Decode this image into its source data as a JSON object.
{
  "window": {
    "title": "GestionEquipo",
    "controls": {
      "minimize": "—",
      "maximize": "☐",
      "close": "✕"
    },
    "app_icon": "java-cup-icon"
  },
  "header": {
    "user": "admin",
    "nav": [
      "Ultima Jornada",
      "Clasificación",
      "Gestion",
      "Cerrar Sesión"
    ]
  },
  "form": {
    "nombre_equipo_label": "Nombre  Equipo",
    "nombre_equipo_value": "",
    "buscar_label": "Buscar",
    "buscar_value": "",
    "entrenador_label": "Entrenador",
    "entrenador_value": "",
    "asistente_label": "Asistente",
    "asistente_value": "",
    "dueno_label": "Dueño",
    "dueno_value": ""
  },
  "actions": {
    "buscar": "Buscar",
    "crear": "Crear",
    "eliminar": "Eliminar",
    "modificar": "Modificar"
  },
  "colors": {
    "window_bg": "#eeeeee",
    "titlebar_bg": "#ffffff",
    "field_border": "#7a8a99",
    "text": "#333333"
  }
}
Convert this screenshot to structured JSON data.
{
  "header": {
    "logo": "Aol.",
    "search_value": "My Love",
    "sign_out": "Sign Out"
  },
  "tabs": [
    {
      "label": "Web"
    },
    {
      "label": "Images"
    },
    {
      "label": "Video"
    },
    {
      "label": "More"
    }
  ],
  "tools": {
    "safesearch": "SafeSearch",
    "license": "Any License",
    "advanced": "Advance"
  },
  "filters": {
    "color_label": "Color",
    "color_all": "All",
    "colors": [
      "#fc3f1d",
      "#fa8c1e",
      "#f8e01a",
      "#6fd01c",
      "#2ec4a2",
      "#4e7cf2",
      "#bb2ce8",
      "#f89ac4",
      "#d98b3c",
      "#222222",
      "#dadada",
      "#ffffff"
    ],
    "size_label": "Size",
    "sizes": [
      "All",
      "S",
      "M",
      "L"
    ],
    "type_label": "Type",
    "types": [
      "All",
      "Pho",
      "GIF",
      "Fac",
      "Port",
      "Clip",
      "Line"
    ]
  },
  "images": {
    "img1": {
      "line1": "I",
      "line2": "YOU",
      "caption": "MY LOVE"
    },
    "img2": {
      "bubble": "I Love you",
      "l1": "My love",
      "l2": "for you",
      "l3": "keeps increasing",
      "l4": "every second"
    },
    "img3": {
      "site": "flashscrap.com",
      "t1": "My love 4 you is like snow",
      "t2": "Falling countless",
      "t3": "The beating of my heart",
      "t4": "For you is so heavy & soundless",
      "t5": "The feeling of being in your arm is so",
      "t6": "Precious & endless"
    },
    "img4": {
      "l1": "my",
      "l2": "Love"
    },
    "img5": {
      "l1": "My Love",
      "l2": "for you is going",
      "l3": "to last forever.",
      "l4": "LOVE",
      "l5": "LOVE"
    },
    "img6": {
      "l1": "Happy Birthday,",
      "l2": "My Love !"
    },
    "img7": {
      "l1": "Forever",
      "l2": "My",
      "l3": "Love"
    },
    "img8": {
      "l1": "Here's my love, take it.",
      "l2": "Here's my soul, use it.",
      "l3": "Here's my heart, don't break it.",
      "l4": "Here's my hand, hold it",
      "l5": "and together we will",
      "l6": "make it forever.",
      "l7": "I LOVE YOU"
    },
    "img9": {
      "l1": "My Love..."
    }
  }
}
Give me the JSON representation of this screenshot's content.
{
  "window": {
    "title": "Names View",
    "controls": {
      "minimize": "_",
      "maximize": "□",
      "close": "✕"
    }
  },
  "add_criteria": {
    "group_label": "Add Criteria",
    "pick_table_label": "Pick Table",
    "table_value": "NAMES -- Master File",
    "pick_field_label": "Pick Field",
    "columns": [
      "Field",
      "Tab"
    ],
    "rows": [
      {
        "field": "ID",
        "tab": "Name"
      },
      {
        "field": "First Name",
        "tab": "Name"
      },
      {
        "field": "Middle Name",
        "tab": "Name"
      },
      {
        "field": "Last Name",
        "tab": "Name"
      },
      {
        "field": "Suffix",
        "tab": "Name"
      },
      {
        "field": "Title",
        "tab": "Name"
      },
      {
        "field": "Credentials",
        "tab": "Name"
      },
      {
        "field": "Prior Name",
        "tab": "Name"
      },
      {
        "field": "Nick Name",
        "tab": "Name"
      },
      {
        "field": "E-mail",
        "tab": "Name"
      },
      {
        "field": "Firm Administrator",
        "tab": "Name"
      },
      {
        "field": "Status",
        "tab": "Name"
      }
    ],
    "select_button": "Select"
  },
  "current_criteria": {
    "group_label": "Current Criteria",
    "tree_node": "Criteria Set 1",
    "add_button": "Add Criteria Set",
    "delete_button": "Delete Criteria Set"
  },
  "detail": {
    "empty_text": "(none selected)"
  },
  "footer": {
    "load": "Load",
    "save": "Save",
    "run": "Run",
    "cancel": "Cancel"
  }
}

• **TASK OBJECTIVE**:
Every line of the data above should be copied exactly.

• **EXPECTED ANSWER**:
Decode this image into its source data as a JSON object.
{
  "window": {
    "title": "GestionEquipo",
    "controls": {
      "minimize": "—",
      "maximize": "☐",
      "close": "✕"
    },
    "app_icon": "java-cup-icon"
  },
  "header": {
    "user": "admin",
    "nav": [
      "Ultima Jornada",
      "Clasificación",
      "Gestion",
      "Cerrar Sesión"
    ]
  },
  "form": {
    "nombre_equipo_label": "Nombre  Equipo",
    "nombre_equipo_value": "",
    "buscar_label": "Buscar",
    "buscar_value": "",
    "entrenador_label": "Entrenador",
    "entrenador_value": "",
    "asistente_label": "Asistente",
    "asistente_value": "",
    "dueno_label": "Dueño",
    "dueno_value": ""
  },
  "actions": {
    "buscar": "Buscar",
    "crear": "Crear",
    "eliminar": "Eliminar",
    "modificar": "Modificar"
  },
  "colors": {
    "window_bg": "#eeeeee",
    "titlebar_bg": "#ffffff",
    "field_border": "#7a8a99",
    "text": "#333333"
  }
}
Convert this screenshot to structured JSON data.
{
  "header": {
    "logo": "Aol.",
    "search_value": "My Love",
    "sign_out": "Sign Out"
  },
  "tabs": [
    {
      "label": "Web"
    },
    {
      "label": "Images"
    },
    {
      "label": "Video"
    },
    {
      "label": "More"
    }
  ],
  "tools": {
    "safesearch": "SafeSearch",
    "license": "Any License",
    "advanced": "Advance"
  },
  "filters": {
    "color_label": "Color",
    "color_all": "All",
    "colors": [
      "#fc3f1d",
      "#fa8c1e",
      "#f8e01a",
      "#6fd01c",
      "#2ec4a2",
      "#4e7cf2",
      "#bb2ce8",
      "#f89ac4",
      "#d98b3c",
      "#222222",
      "#dadada",
      "#ffffff"
    ],
    "size_label": "Size",
    "sizes": [
      "All",
      "S",
      "M",
      "L"
    ],
    "type_label": "Type",
    "types": [
      "All",
      "Pho",
      "GIF",
      "Fac",
      "Port",
      "Clip",
      "Line"
    ]
  },
  "images": {
    "img1": {
      "line1": "I",
      "line2": "YOU",
      "caption": "MY LOVE"
    },
    "img2": {
      "bubble": "I Love you",
      "l1": "My love",
      "l2": "for you",
      "l3": "keeps increasing",
      "l4": "every second"
    },
    "img3": {
      "site": "flashscrap.com",
      "t1": "My love 4 you is like snow",
      "t2": "Falling countless",
      "t3": "The beating of my heart",
      "t4": "For you is so heavy & soundless",
      "t5": "The feeling of being in your arm is so",
      "t6": "Precious & endless"
    },
    "img4": {
      "l1": "my",
      "l2": "Love"
    },
    "img5": {
      "l1": "My Love",
      "l2": "for you is going",
      "l3": "to last forever.",
      "l4": "LOVE",
      "l5": "LOVE"
    },
    "img6": {
      "l1": "Happy Birthday,",
      "l2": "My Love !"
    },
    "img7": {
      "l1": "Forever",
      "l2": "My",
      "l3": "Love"
    },
    "img8": {
      "l1": "Here's my love, take it.",
      "l2": "Here's my soul, use it.",
      "l3": "Here's my heart, don't break it.",
      "l4": "Here's my hand, hold it",
      "l5": "and together we will",
      "l6": "make it forever.",
      "l7": "I LOVE YOU"
    },
    "img9": {
      "l1": "My Love..."
    }
  }
}
Give me the JSON representation of this screenshot's content.
{
  "window": {
    "title": "Names View",
    "controls": {
      "minimize": "_",
      "maximize": "□",
      "close": "✕"
    }
  },
  "add_criteria": {
    "group_label": "Add Criteria",
    "pick_table_label": "Pick Table",
    "table_value": "NAMES -- Master File",
    "pick_field_label": "Pick Field",
    "columns": [
      "Field",
      "Tab"
    ],
    "rows": [
      {
        "field": "ID",
        "tab": "Name"
      },
      {
        "field": "First Name",
        "tab": "Name"
      },
      {
        "field": "Middle Name",
        "tab": "Name"
      },
      {
        "field": "Last Name",
        "tab": "Name"
      },
      {
        "field": "Suffix",
        "tab": "Name"
      },
      {
        "field": "Title",
        "tab": "Name"
      },
      {
        "field": "Credentials",
        "tab": "Name"
      },
      {
        "field": "Prior Name",
        "tab": "Name"
      },
      {
        "field": "Nick Name",
        "tab": "Name"
      },
      {
        "field": "E-mail",
        "tab": "Name"
      },
      {
        "field": "Firm Administrator",
        "tab": "Name"
      },
      {
        "field": "Status",
        "tab": "Name"
      }
    ],
    "select_button": "Select"
  },
  "current_criteria": {
    "group_label": "Current Criteria",
    "tree_node": "Criteria Set 1",
    "add_button": "Add Criteria Set",
    "delete_button": "Delete Criteria Set"
  },
  "detail": {
    "empty_text": "(none selected)"
  },
  "footer": {
    "load": "Load",
    "save": "Save",
    "run": "Run",
    "cancel": "Cancel"
  }
}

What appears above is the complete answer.